╭─ DATASET EXTRACT

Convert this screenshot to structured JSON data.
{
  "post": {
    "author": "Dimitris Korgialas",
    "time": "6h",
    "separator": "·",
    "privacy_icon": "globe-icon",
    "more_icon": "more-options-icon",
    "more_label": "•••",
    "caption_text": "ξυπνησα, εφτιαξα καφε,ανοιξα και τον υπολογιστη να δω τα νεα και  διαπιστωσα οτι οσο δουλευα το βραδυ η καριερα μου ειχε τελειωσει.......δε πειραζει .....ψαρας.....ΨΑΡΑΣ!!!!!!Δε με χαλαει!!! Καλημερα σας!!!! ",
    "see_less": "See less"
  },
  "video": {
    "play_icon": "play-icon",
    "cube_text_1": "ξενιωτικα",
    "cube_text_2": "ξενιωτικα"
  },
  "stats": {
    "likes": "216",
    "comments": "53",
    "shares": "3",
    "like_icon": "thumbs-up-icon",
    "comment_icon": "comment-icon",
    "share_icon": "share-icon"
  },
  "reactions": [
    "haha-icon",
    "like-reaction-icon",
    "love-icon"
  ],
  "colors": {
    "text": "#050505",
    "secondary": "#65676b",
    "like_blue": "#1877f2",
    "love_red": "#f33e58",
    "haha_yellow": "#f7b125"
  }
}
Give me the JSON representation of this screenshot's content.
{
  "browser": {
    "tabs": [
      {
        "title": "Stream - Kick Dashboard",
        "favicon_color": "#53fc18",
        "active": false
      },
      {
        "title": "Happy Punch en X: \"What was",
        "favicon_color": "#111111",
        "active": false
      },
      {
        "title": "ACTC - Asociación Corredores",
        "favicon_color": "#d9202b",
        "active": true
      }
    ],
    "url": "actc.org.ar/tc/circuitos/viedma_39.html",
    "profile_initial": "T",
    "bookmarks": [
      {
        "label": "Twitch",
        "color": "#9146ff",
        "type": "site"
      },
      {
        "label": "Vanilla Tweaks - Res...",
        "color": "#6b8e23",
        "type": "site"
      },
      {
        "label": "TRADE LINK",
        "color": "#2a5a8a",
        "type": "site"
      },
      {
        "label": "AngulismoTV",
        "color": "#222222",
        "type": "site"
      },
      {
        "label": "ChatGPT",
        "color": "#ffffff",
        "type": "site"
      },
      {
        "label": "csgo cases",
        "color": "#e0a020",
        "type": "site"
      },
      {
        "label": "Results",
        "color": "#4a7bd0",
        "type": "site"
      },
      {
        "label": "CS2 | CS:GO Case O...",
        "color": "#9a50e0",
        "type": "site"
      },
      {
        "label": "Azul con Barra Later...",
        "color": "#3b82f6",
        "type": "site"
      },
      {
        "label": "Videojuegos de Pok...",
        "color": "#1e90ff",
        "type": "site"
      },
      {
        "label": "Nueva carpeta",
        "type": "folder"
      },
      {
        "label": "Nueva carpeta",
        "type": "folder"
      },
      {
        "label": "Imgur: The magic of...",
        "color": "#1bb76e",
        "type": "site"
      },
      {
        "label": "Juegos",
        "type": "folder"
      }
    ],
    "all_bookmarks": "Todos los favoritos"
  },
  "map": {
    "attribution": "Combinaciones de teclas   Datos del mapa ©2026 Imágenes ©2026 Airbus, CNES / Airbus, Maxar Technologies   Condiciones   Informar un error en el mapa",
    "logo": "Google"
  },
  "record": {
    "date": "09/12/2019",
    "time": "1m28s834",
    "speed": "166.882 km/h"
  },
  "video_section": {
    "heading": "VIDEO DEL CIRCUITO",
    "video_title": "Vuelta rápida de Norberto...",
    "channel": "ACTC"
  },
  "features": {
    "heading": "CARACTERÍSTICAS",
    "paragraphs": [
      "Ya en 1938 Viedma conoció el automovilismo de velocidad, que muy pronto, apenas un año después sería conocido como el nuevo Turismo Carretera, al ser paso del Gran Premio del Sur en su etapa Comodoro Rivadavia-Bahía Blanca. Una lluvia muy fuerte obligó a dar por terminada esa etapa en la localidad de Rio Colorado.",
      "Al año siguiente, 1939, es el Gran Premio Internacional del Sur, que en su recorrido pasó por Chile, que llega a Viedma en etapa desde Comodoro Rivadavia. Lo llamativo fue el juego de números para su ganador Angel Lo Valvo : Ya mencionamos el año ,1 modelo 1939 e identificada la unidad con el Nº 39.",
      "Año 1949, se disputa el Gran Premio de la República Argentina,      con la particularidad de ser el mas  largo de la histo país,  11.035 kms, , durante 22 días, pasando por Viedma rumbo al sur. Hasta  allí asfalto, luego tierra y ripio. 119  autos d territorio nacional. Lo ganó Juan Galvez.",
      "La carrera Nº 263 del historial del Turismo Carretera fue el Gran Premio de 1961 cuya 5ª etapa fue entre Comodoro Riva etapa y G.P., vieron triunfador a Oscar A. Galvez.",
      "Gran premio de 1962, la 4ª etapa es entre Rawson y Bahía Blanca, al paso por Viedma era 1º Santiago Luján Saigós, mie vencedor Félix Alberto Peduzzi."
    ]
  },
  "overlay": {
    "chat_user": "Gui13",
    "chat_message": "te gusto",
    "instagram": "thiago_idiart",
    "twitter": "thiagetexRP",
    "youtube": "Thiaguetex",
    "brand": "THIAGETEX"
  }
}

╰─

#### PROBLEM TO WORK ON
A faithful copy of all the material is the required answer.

#### OUTPUT OF THE EXERCISE
Convert this screenshot to structured JSON data.
{
  "post": {
    "author": "Dimitris Korgialas",
    "time": "6h",
    "separator": "·",
    "privacy_icon": "globe-icon",
    "more_icon": "more-options-icon",
    "more_label": "•••",
    "caption_text": "ξυπνησα, εφτιαξα καφε,ανοιξα και τον υπολογιστη να δω τα νεα και  διαπιστωσα οτι οσο δουλευα το βραδυ η καριερα μου ειχε τελειωσει.......δε πειραζει .....ψαρας.....ΨΑΡΑΣ!!!!!!Δε με χαλαει!!! Καλημερα σας!!!! ",
    "see_less": "See less"
  },
  "video": {
    "play_icon": "play-icon",
    "cube_text_1": "ξενιωτικα",
    "cube_text_2": "ξενιωτικα"
  },
  "stats": {
    "likes": "216",
    "comments": "53",
    "shares": "3",
    "like_icon": "thumbs-up-icon",
    "comment_icon": "comment-icon",
    "share_icon": "share-icon"
  },
  "reactions": [
    "haha-icon",
    "like-reaction-icon",
    "love-icon"
  ],
  "colors": {
    "text": "#050505",
    "secondary": "#65676b",
    "like_blue": "#1877f2",
    "love_red": "#f33e58",
    "haha_yellow": "#f7b125"
  }
}
Give me the JSON representation of this screenshot's content.
{
  "browser": {
    "tabs": [
      {
        "title": "Stream - Kick Dashboard",
        "favicon_color": "#53fc18",
        "active": false
      },
      {
        "title": "Happy Punch en X: \"What was",
        "favicon_color": "#111111",
        "active": false
      },
      {
        "title": "ACTC - Asociación Corredores",
        "favicon_color": "#d9202b",
        "active": true
      }
    ],
    "url": "actc.org.ar/tc/circuitos/viedma_39.html",
    "profile_initial": "T",
    "bookmarks": [
      {
        "label": "Twitch",
        "color": "#9146ff",
        "type": "site"
      },
      {
        "label": "Vanilla Tweaks - Res...",
        "color": "#6b8e23",
        "type": "site"
      },
      {
        "label": "TRADE LINK",
        "color": "#2a5a8a",
        "type": "site"
      },
      {
        "label": "AngulismoTV",
        "color": "#222222",
        "type": "site"
      },
      {
        "label": "ChatGPT",
        "color": "#ffffff",
        "type": "site"
      },
      {
        "label": "csgo cases",
        "color": "#e0a020",
        "type": "site"
      },
      {
        "label": "Results",
        "color": "#4a7bd0",
        "type": "site"
      },
      {
        "label": "CS2 | CS:GO Case O...",
        "color": "#9a50e0",
        "type": "site"
      },
      {
        "label": "Azul con Barra Later...",
        "color": "#3b82f6",
        "type": "site"
      },
      {
        "label": "Videojuegos de Pok...",
        "color": "#1e90ff",
        "type": "site"
      },
      {
        "label": "Nueva carpeta",
        "type": "folder"
      },
      {
        "label": "Nueva carpeta",
        "type": "folder"
      },
      {
        "label": "Imgur: The magic of...",
        "color": "#1bb76e",
        "type": "site"
      },
      {
        "label": "Juegos",
        "type": "folder"
      }
    ],
    "all_bookmarks": "Todos los favoritos"
  },
  "map": {
    "attribution": "Combinaciones de teclas   Datos del mapa ©2026 Imágenes ©2026 Airbus, CNES / Airbus, Maxar Technologies   Condiciones   Informar un error en el mapa",
    "logo": "Google"
  },
  "record": {
    "date": "09/12/2019",
    "time": "1m28s834",
    "speed": "166.882 km/h"
  },
  "video_section": {
    "heading": "VIDEO DEL CIRCUITO",
    "video_title": "Vuelta rápida de Norberto...",
    "channel": "ACTC"
  },
  "features": {
    "heading": "CARACTERÍSTICAS",
    "paragraphs": [
      "Ya en 1938 Viedma conoció el automovilismo de velocidad, que muy pronto, apenas un año después sería conocido como el nuevo Turismo Carretera, al ser paso del Gran Premio del Sur en su etapa Comodoro Rivadavia-Bahía Blanca. Una lluvia muy fuerte obligó a dar por terminada esa etapa en la localidad de Rio Colorado.",
      "Al año siguiente, 1939, es el Gran Premio Internacional del Sur, que en su recorrido pasó por Chile, que llega a Viedma en etapa desde Comodoro Rivadavia. Lo llamativo fue el juego de números para su ganador Angel Lo Valvo : Ya mencionamos el año ,1 modelo 1939 e identificada la unidad con el Nº 39.",
      "Año 1949, se disputa el Gran Premio de la República Argentina,      con la particularidad de ser el mas  largo de la histo país,  11.035 kms, , durante 22 días, pasando por Viedma rumbo al sur. Hasta  allí asfalto, luego tierra y ripio. 119  autos d territorio nacional. Lo ganó Juan Galvez.",
      "La carrera Nº 263 del historial del Turismo Carretera fue el Gran Premio de 1961 cuya 5ª etapa fue entre Comodoro Riva etapa y G.P., vieron triunfador a Oscar A. Galvez.",
      "Gran premio de 1962, la 4ª etapa es entre Rawson y Bahía Blanca, al paso por Viedma era 1º Santiago Luján Saigós, mie vencedor Félix Alberto Peduzzi."
    ]
  },
  "overlay": {
    "chat_user": "Gui13",
    "chat_message": "te gusto",
    "instagram": "thiago_idiart",
    "twitter": "thiagetexRP",
    "youtube": "Thiaguetex",
    "brand": "THIAGETEX"
  }
}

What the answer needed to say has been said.